═══ Source data ═══
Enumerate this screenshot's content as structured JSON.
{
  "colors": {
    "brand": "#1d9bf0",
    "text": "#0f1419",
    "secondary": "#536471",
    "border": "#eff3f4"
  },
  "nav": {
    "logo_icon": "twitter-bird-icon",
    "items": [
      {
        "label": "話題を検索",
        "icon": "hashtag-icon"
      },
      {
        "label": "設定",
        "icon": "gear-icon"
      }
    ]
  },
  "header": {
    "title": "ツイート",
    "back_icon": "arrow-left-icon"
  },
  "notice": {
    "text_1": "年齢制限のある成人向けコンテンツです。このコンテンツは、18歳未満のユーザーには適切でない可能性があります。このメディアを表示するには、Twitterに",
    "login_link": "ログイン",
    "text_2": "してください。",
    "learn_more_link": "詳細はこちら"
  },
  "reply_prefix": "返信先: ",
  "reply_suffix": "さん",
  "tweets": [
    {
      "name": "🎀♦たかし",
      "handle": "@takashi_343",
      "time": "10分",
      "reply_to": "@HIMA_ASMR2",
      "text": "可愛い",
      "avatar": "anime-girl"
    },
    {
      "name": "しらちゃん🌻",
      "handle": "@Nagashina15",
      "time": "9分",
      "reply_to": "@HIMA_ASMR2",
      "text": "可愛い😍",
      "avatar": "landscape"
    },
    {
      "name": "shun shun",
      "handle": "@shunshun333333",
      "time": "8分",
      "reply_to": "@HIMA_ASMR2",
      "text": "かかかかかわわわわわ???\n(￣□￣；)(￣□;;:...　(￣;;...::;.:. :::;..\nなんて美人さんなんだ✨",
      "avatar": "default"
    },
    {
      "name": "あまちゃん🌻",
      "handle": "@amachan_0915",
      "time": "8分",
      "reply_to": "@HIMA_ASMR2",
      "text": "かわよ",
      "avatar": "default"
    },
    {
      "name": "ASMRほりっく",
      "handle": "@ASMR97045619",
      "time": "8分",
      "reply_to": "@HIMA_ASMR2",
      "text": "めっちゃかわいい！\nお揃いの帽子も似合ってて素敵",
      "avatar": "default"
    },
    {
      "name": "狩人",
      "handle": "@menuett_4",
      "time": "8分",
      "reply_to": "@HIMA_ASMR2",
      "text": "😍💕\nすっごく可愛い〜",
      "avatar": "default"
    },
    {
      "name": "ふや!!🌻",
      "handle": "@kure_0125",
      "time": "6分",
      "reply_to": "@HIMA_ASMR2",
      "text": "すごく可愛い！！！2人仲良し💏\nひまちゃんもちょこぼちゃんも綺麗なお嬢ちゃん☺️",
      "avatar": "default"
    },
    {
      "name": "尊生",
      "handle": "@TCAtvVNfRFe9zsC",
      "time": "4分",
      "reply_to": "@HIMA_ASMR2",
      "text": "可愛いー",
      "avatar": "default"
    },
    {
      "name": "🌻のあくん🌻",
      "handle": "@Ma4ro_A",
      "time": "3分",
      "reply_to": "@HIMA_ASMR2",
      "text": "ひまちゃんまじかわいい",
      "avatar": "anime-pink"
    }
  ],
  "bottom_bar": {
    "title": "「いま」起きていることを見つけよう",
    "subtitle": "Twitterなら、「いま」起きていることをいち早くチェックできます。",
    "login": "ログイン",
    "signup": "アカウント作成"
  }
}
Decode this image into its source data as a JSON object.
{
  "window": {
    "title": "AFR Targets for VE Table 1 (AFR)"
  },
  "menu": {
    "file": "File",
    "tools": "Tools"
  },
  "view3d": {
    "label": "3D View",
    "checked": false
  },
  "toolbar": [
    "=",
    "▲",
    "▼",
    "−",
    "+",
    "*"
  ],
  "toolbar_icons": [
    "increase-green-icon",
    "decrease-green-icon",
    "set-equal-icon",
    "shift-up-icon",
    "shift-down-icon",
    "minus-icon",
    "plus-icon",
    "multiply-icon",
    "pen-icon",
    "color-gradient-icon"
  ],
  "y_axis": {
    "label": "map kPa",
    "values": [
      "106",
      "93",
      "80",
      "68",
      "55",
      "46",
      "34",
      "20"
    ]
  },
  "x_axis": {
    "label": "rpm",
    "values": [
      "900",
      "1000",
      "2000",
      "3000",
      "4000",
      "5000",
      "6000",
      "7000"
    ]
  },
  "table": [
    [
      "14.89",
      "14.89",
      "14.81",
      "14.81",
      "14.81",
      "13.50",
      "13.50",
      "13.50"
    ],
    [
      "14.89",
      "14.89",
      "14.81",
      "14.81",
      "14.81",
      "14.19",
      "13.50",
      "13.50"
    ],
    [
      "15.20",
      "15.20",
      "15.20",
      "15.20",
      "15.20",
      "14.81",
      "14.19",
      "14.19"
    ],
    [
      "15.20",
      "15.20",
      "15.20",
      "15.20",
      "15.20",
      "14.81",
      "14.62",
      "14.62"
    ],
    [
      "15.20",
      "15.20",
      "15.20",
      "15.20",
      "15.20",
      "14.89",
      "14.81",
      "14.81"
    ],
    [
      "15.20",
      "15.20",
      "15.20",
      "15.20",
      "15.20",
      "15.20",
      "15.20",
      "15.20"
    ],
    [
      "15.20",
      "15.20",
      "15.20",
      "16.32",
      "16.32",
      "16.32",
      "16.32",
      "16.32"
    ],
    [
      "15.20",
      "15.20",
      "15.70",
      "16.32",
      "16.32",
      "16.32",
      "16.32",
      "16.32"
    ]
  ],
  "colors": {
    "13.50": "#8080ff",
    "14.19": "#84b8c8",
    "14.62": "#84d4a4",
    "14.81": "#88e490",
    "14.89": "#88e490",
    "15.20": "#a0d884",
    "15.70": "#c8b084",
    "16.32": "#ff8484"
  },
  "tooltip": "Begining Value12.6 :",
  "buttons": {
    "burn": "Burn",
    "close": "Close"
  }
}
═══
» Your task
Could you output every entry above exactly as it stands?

» Task result
Enumerate this screenshot's content as structured JSON.
{
  "colors": {
    "brand": "#1d9bf0",
    "text": "#0f1419",
    "secondary": "#536471",
    "border": "#eff3f4"
  },
  "nav": {
    "logo_icon": "twitter-bird-icon",
    "items": [
      {
        "label": "話題を検索",
        "icon": "hashtag-icon"
      },
      {
        "label": "設定",
        "icon": "gear-icon"
      }
    ]
  },
  "header": {
    "title": "ツイート",
    "back_icon": "arrow-left-icon"
  },
  "notice": {
    "text_1": "年齢制限のある成人向けコンテンツです。このコンテンツは、18歳未満のユーザーには適切でない可能性があります。このメディアを表示するには、Twitterに",
    "login_link": "ログイン",
    "text_2": "してください。",
    "learn_more_link": "詳細はこちら"
  },
  "reply_prefix": "返信先: ",
  "reply_suffix": "さん",
  "tweets": [
    {
      "name": "🎀♦たかし",
      "handle": "@takashi_343",
      "time": "10分",
      "reply_to": "@HIMA_ASMR2",
      "text": "可愛い",
      "avatar": "anime-girl"
    },
    {
      "name": "しらちゃん🌻",
      "handle": "@Nagashina15",
      "time": "9分",
      "reply_to": "@HIMA_ASMR2",
      "text": "可愛い😍",
      "avatar": "landscape"
    },
    {
      "name": "shun shun",
      "handle": "@shunshun333333",
      "time": "8分",
      "reply_to": "@HIMA_ASMR2",
      "text": "かかかかかわわわわわ???\n(￣□￣；)(￣□;;:...　(￣;;...::;.:. :::;..\nなんて美人さんなんだ✨",
      "avatar": "default"
    },
    {
      "name": "あまちゃん🌻",
      "handle": "@amachan_0915",
      "time": "8分",
      "reply_to": "@HIMA_ASMR2",
      "text": "かわよ",
      "avatar": "default"
    },
    {
      "name": "ASMRほりっく",
      "handle": "@ASMR97045619",
      "time": "8分",
      "reply_to": "@HIMA_ASMR2",
      "text": "めっちゃかわいい！\nお揃いの帽子も似合ってて素敵",
      "avatar": "default"
    },
    {
      "name": "狩人",
      "handle": "@menuett_4",
      "time": "8分",
      "reply_to": "@HIMA_ASMR2",
      "text": "😍💕\nすっごく可愛い〜",
      "avatar": "default"
    },
    {
      "name": "ふや!!🌻",
      "handle": "@kure_0125",
      "time": "6分",
      "reply_to": "@HIMA_ASMR2",
      "text": "すごく可愛い！！！2人仲良し💏\nひまちゃんもちょこぼちゃんも綺麗なお嬢ちゃん☺️",
      "avatar": "default"
    },
    {
      "name": "尊生",
      "handle": "@TCAtvVNfRFe9zsC",
      "time": "4分",
      "reply_to": "@HIMA_ASMR2",
      "text": "可愛いー",
      "avatar": "default"
    },
    {
      "name": "🌻のあくん🌻",
      "handle": "@Ma4ro_A",
      "time": "3分",
      "reply_to": "@HIMA_ASMR2",
      "text": "ひまちゃんまじかわいい",
      "avatar": "anime-pink"
    }
  ],
  "bottom_bar": {
    "title": "「いま」起きていることを見つけよう",
    "subtitle": "Twitterなら、「いま」起きていることをいち早くチェックできます。",
    "login": "ログイン",
    "signup": "アカウント作成"
  }
}
Decode this image into its source data as a JSON object.
{
  "window": {
    "title": "AFR Targets for VE Table 1 (AFR)"
  },
  "menu": {
    "file": "File",
    "tools": "Tools"
  },
  "view3d": {
    "label": "3D View",
    "checked": false
  },
  "toolbar": [
    "=",
    "▲",
    "▼",
    "−",
    "+",
    "*"
  ],
  "toolbar_icons": [
    "increase-green-icon",
    "decrease-green-icon",
    "set-equal-icon",
    "shift-up-icon",
    "shift-down-icon",
    "minus-icon",
    "plus-icon",
    "multiply-icon",
    "pen-icon",
    "color-gradient-icon"
  ],
  "y_axis": {
    "label": "map kPa",
    "values": [
      "106",
      "93",
      "80",
      "68",
      "55",
      "46",
      "34",
      "20"
    ]
  },
  "x_axis": {
    "label": "rpm",
    "values": [
      "900",
      "1000",
      "2000",
      "3000",
      "4000",
      "5000",
      "6000",
      "7000"
    ]
  },
  "table": [
    [
      "14.89",
      "14.89",
      "14.81",
      "14.81",
      "14.81",
      "13.50",
      "13.50",
      "13.50"
    ],
    [
      "14.89",
      "14.89",
      "14.81",
      "14.81",
      "14.81",
      "14.19",
      "13.50",
      "13.50"
    ],
    [
      "15.20",
      "15.20",
      "15.20",
      "15.20",
      "15.20",
      "14.81",
      "14.19",
      "14.19"
    ],
    [
      "15.20",
      "15.20",
      "15.20",
      "15.20",
      "15.20",
      "14.81",
      "14.62",
      "14.62"
    ],
    [
      "15.20",
      "15.20",
      "15.20",
      "15.20",
      "15.20",
      "14.89",
      "14.81",
      "14.81"
    ],
    [
      "15.20",
      "15.20",
      "15.20",
      "15.20",
      "15.20",
      "15.20",
      "15.20",
      "15.20"
    ],
    [
      "15.20",
      "15.20",
      "15.20",
      "16.32",
      "16.32",
      "16.32",
      "16.32",
      "16.32"
    ],
    [
      "15.20",
      "15.20",
      "15.70",
      "16.32",
      "16.32",
      "16.32",
      "16.32",
      "16.32"
    ]
  ],
  "colors": {
    "13.50": "#8080ff",
    "14.19": "#84b8c8",
    "14.62": "#84d4a4",
    "14.81": "#88e490",
    "14.89": "#88e490",
    "15.20": "#a0d884",
    "15.70": "#c8b084",
    "16.32": "#ff8484"
  },
  "tooltip": "Begining Value12.6 :",
  "buttons": {
    "burn": "Burn",
    "close": "Close"
  }
}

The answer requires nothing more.